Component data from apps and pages
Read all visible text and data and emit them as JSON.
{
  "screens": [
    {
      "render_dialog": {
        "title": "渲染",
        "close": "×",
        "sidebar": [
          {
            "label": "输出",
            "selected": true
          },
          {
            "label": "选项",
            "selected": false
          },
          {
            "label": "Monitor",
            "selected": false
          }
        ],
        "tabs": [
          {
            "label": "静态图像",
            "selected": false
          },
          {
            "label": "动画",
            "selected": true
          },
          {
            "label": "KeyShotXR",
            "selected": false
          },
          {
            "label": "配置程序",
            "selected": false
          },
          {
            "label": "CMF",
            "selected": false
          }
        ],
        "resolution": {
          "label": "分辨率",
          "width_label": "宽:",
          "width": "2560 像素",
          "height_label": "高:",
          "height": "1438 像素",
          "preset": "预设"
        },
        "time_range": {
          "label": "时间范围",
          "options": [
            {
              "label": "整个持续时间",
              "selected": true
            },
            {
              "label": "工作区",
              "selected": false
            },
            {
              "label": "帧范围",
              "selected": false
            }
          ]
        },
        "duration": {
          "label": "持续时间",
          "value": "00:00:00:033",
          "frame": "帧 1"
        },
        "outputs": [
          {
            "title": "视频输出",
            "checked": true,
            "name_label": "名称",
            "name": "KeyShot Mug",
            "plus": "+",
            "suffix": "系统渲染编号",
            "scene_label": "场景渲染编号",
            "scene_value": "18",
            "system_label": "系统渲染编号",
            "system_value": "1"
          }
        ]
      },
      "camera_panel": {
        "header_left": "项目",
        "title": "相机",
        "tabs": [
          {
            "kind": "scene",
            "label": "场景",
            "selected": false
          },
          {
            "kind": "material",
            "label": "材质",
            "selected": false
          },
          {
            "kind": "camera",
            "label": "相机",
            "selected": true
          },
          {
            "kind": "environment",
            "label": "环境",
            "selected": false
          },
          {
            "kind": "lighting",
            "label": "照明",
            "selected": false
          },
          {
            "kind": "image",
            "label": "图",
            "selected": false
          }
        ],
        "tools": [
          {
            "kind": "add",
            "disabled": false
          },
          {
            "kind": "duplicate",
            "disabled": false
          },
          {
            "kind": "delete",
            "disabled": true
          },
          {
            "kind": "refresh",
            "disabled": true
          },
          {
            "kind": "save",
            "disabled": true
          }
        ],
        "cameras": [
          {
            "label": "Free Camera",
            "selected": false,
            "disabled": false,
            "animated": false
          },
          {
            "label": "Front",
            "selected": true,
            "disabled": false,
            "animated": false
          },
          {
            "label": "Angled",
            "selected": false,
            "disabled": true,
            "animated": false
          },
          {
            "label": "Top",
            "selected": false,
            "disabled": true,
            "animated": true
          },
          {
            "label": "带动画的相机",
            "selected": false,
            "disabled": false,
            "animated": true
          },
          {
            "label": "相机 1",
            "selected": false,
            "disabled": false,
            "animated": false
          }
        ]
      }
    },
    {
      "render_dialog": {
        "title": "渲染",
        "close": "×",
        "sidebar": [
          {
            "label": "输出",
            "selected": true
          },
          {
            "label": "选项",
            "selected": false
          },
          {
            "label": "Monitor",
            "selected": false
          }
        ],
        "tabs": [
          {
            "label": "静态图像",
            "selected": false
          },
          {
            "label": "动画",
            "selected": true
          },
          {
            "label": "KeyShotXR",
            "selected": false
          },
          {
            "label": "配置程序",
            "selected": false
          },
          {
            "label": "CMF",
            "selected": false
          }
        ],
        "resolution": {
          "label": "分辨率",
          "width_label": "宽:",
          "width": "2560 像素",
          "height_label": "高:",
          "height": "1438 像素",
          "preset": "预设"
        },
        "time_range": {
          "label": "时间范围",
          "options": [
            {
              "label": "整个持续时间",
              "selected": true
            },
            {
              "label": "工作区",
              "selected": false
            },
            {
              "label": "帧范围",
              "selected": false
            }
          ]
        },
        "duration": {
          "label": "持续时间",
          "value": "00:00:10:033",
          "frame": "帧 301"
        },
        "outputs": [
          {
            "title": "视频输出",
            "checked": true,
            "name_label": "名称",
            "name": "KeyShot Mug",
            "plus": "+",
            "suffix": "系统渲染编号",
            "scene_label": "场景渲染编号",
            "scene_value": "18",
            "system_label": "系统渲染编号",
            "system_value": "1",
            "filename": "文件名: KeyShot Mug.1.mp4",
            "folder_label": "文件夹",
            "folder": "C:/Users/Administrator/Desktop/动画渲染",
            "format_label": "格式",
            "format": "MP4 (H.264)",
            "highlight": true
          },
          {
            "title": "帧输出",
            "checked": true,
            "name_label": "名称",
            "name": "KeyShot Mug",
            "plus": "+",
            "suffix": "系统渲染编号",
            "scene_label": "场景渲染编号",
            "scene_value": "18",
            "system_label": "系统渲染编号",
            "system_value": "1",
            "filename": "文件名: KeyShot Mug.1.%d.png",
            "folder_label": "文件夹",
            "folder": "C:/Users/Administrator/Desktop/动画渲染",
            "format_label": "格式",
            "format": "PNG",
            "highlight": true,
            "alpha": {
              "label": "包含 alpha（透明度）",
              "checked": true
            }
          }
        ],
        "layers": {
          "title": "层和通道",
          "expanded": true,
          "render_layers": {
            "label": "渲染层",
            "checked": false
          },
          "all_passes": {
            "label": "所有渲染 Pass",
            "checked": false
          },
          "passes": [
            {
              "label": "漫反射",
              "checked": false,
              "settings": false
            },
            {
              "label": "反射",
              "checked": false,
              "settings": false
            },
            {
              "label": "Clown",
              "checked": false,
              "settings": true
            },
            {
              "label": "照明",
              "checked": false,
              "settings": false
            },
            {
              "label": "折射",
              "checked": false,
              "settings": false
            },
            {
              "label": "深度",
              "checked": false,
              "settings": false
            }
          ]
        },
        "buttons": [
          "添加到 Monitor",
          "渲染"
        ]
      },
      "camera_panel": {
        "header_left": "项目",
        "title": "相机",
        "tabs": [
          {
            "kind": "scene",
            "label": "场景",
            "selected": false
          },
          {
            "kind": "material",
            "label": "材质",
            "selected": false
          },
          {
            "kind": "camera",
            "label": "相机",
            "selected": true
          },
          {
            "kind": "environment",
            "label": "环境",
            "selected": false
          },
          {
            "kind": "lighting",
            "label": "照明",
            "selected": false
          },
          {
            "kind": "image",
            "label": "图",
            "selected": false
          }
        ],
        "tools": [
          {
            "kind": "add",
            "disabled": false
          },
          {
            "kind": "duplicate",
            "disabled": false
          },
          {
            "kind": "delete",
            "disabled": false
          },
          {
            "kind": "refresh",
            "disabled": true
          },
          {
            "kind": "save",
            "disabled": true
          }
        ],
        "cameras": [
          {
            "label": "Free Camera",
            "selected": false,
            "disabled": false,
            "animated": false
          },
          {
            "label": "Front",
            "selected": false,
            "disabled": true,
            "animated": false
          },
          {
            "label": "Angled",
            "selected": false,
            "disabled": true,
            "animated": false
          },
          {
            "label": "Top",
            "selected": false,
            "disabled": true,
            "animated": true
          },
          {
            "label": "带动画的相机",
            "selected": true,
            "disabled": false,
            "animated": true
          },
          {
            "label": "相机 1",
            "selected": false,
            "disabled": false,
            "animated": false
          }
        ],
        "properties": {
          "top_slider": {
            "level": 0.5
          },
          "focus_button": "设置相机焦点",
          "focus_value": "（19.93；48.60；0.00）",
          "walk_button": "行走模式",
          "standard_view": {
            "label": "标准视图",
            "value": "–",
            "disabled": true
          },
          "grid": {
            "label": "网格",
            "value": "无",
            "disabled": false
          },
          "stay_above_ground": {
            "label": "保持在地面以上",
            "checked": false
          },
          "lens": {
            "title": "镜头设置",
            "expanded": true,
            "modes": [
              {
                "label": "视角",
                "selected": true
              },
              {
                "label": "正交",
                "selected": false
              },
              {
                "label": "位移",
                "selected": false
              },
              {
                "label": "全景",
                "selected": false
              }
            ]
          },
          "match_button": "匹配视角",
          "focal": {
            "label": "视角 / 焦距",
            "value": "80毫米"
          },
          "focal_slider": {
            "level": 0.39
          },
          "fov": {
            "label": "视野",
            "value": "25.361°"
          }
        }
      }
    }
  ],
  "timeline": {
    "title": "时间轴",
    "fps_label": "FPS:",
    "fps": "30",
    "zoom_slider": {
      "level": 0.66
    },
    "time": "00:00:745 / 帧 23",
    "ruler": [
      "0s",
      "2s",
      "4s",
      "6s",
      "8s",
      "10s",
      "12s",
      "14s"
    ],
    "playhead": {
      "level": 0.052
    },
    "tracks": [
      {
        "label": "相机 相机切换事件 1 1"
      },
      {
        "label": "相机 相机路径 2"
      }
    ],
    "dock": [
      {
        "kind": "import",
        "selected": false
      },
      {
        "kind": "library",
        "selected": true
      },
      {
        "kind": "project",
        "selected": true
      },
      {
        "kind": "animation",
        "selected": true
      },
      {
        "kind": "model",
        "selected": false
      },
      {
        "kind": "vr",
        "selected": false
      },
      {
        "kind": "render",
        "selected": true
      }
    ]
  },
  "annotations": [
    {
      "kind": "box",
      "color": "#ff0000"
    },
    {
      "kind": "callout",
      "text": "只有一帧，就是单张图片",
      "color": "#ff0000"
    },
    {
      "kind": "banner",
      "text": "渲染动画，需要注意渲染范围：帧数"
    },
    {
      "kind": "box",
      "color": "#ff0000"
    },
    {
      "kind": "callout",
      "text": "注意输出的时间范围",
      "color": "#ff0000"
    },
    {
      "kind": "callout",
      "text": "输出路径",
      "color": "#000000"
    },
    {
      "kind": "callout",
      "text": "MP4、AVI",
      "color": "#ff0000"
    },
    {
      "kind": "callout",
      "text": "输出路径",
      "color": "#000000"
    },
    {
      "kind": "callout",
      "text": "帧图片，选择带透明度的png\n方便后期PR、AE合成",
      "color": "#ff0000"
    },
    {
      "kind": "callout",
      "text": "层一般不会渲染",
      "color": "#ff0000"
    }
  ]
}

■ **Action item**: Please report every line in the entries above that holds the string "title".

■ **Task output**:
        "title": "渲染",
            "title": "视频输出",
        "title": "相机",
        "title": "渲染",
            "title": "视频输出",
            "title": "帧输出",
          "title": "层和通道",
        "title": "相机",
            "title": "镜头设置",
    "title": "时间轴",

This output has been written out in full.